(RECORDS FOR THE TASK):
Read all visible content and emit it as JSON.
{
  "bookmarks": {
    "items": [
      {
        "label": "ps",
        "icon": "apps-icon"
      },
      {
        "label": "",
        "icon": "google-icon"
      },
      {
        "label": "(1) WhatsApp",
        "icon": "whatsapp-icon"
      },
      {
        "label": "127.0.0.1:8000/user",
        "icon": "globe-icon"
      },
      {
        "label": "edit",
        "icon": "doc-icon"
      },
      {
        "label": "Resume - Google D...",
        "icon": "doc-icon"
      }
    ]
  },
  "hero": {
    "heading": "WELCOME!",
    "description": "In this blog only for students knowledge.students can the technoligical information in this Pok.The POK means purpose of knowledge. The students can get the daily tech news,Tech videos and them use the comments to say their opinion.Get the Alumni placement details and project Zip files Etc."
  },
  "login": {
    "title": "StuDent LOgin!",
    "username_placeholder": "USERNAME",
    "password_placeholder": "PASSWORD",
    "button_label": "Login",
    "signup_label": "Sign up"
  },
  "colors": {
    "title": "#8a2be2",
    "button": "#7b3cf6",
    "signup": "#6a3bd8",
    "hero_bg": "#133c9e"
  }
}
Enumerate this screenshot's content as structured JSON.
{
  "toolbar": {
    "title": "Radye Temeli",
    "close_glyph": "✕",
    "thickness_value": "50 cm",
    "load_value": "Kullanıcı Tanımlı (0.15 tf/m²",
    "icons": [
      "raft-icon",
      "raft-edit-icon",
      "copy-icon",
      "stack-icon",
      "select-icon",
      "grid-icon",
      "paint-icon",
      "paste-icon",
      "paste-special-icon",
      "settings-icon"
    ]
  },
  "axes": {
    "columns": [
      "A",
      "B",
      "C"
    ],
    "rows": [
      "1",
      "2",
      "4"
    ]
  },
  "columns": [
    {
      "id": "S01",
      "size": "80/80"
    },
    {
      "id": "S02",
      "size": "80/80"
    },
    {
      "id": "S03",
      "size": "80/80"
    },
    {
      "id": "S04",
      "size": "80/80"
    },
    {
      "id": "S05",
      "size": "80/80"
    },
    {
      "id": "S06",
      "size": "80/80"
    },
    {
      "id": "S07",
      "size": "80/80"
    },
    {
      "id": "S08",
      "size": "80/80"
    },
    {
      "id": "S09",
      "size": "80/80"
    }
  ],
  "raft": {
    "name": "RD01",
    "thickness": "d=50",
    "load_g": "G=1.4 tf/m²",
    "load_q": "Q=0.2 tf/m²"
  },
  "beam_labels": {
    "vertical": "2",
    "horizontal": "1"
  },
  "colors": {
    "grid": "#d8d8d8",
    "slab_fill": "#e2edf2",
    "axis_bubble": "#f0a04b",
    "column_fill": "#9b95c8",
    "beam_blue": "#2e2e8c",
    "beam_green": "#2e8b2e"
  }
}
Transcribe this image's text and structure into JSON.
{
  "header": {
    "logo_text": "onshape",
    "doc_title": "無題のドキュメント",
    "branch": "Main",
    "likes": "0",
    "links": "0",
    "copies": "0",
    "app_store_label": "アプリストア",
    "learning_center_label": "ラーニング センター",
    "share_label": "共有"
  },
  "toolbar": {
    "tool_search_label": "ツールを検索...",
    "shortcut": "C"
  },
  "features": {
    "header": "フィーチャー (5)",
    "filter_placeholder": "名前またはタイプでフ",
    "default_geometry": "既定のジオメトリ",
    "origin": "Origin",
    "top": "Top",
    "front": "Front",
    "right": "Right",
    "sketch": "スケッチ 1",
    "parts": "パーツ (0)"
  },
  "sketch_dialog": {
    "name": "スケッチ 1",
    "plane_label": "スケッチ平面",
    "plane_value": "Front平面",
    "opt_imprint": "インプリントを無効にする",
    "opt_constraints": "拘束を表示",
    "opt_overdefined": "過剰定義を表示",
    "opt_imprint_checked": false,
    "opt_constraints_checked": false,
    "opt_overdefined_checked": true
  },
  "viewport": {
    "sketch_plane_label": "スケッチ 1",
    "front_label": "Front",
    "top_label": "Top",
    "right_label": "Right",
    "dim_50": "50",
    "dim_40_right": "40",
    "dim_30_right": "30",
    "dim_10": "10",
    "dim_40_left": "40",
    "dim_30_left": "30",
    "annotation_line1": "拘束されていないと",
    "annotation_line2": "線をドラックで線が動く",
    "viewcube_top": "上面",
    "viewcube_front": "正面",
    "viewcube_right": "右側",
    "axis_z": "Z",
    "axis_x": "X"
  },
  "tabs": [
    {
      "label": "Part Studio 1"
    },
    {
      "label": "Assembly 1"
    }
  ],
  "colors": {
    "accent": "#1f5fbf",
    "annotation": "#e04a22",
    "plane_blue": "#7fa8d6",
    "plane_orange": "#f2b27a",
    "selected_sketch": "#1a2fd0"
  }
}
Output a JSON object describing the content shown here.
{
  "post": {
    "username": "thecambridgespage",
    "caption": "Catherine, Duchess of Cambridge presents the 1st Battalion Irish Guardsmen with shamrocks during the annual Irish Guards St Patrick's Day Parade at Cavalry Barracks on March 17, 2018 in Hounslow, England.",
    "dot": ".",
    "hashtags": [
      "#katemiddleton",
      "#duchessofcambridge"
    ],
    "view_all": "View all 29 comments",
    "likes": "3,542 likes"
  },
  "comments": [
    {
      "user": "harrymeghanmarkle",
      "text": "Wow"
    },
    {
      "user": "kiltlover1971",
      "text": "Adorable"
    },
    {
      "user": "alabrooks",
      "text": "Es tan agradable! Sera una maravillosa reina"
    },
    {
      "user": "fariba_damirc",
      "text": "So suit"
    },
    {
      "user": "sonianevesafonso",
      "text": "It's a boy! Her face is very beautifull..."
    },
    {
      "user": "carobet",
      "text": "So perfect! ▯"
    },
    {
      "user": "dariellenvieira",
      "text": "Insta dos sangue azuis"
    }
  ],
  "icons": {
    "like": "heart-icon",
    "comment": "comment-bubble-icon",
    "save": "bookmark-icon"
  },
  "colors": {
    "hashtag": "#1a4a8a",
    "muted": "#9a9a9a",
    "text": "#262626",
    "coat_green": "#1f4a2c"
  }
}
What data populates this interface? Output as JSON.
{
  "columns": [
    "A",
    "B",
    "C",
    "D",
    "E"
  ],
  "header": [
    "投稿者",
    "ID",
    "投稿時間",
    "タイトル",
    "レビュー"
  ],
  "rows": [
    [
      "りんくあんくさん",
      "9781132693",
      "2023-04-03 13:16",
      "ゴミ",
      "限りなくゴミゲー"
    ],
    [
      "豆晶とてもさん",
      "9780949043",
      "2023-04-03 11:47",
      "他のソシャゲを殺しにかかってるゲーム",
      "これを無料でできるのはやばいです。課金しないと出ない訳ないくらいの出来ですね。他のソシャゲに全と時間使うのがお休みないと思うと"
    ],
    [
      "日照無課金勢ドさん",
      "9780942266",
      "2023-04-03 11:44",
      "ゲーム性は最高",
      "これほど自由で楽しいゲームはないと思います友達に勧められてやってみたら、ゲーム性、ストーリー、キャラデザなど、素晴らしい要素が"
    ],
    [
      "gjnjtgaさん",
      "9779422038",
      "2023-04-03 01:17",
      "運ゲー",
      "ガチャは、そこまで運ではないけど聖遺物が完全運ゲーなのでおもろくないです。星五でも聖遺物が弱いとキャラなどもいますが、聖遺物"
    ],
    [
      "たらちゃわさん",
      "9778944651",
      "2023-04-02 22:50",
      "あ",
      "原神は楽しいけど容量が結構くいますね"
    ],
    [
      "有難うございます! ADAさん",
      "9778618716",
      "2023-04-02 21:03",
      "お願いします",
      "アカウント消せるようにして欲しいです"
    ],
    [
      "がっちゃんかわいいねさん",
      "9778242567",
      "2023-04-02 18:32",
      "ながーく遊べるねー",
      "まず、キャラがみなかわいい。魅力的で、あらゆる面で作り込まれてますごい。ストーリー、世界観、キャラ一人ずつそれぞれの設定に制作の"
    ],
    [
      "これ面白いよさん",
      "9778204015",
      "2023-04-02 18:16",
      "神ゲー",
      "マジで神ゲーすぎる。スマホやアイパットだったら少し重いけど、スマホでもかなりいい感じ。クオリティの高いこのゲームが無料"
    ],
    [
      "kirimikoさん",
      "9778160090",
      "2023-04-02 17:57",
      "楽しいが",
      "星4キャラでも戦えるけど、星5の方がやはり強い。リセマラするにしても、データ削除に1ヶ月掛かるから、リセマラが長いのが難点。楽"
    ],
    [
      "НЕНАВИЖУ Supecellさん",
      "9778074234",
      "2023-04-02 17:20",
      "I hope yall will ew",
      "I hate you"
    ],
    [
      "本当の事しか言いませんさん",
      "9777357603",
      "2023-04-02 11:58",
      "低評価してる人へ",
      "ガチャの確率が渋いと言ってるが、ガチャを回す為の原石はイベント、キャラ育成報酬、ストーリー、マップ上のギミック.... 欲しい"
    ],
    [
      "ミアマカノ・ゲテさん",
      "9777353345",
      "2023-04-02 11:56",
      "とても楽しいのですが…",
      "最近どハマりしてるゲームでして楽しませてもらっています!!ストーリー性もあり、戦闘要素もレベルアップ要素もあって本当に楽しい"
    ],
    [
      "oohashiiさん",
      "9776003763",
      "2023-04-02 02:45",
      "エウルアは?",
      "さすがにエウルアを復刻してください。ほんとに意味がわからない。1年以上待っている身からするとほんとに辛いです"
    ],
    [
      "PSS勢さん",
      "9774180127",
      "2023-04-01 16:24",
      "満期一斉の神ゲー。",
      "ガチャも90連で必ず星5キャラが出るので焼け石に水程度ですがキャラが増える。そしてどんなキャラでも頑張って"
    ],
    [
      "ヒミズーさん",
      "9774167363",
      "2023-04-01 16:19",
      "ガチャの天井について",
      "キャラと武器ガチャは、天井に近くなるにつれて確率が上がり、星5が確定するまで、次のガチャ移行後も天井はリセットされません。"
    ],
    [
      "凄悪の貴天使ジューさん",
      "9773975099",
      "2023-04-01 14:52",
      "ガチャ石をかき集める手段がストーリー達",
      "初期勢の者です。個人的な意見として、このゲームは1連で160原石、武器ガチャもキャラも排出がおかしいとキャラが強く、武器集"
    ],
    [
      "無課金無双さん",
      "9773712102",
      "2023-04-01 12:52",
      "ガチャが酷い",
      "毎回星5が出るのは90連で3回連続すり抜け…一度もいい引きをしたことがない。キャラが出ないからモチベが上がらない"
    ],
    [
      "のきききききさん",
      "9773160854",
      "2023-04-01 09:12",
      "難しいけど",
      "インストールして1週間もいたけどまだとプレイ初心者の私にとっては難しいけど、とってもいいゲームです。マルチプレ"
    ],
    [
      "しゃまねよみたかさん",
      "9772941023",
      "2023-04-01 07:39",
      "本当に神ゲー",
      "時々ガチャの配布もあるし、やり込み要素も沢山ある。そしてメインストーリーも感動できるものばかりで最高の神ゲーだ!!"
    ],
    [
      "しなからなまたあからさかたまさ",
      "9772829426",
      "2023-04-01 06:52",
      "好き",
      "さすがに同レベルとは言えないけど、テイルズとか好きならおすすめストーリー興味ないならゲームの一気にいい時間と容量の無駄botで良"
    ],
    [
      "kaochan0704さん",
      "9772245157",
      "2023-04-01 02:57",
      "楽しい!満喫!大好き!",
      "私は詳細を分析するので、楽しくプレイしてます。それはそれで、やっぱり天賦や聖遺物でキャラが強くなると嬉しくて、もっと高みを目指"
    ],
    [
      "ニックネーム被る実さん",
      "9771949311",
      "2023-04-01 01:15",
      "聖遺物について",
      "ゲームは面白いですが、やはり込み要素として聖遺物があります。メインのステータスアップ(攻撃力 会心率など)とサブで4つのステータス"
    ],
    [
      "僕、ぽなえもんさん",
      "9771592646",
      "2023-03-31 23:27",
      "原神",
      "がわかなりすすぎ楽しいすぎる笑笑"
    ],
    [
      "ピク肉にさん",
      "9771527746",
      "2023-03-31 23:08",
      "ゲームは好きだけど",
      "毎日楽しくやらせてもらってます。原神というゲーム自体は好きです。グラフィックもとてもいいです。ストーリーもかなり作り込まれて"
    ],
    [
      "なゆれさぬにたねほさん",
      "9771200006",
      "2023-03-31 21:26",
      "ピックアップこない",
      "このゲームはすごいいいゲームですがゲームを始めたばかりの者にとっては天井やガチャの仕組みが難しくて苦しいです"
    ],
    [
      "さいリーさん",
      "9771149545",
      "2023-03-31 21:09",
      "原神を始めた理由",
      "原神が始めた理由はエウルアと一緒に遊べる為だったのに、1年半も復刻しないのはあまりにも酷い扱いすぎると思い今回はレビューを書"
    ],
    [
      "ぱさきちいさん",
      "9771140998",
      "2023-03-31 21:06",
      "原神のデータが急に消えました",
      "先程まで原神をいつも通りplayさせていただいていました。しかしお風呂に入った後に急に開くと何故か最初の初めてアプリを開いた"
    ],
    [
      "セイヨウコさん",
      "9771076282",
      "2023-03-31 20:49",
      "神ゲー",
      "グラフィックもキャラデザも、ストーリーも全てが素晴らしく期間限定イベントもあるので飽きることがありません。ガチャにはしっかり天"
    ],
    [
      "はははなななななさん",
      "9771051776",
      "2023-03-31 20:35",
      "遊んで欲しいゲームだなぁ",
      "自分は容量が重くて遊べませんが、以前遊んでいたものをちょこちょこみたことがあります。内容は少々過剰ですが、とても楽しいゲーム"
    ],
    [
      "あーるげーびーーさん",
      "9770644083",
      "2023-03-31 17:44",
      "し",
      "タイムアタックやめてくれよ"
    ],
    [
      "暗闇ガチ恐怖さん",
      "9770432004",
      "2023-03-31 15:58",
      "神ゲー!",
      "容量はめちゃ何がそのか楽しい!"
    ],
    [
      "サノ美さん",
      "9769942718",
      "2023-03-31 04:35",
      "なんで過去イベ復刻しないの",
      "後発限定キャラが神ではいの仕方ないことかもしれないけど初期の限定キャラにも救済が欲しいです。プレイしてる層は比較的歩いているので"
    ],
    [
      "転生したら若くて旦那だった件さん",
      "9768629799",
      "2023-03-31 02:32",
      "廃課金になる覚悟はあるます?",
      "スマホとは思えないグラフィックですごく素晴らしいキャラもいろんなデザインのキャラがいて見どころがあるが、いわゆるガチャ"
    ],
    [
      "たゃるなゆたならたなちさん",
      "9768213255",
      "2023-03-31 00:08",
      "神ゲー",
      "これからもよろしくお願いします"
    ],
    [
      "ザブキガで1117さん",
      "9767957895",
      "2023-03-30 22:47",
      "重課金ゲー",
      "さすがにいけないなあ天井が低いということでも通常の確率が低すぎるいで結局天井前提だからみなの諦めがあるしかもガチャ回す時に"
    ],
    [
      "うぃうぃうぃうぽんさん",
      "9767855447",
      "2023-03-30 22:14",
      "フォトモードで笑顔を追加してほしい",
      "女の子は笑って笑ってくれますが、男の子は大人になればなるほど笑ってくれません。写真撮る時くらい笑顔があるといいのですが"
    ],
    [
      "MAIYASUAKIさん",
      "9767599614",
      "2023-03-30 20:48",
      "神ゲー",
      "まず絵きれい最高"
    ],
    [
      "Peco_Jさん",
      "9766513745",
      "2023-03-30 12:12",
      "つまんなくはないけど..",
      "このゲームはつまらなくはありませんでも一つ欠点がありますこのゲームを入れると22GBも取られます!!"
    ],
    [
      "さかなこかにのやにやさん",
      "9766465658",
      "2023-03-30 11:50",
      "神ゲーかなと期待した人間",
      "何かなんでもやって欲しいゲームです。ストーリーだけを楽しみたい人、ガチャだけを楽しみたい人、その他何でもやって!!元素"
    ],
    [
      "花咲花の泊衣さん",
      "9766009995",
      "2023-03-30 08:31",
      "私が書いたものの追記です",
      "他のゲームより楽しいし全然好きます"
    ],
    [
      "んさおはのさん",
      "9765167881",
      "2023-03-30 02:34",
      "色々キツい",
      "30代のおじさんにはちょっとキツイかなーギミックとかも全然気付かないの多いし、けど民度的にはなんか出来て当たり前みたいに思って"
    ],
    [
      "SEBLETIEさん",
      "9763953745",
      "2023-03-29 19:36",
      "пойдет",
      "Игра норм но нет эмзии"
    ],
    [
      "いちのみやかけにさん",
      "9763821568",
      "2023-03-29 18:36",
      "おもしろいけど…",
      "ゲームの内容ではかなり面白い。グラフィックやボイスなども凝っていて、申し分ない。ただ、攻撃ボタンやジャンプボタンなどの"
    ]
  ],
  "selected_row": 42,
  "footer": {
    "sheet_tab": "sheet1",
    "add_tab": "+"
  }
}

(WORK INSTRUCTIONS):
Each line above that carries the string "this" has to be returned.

(EXERCISE RESPONSE):
    "description": "In this blog only for students knowledge.students can the technoligical information in this Pok.The POK means purpose of knowledge. The students can get the daily tech news,Tech videos and them use the comments to say their opinion.Get the Alumni placement details and project Zip files Etc."
Enumerate this screenshot's content as structured JSON.
Transcribe this image's text and structure into JSON.
What data populates this interface? Output as JSON.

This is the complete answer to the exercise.